PROBLEM — The answer must consist of every line in the data that contains "canvas".

RECORDS TO USE —
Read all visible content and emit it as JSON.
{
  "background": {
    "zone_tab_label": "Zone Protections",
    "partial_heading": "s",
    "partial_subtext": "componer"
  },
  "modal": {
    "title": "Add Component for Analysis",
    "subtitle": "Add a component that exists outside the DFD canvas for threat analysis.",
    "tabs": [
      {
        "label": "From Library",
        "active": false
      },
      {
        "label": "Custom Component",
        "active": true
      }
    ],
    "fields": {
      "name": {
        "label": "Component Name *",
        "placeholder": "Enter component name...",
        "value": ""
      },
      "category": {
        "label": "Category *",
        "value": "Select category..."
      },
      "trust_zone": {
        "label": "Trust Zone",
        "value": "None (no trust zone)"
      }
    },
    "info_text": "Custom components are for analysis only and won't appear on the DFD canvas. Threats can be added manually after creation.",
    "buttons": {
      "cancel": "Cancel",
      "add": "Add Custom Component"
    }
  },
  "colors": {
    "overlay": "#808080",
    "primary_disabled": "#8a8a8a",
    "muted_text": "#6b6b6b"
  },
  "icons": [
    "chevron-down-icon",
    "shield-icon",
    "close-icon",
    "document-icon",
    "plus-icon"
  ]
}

OUTPUT OF THE TASK —
    "subtitle": "Add a component that exists outside the DFD canvas for threat analysis.",
    "info_text": "Custom components are for analysis only and won't appear on the DFD canvas. Threats can be added manually after creation.",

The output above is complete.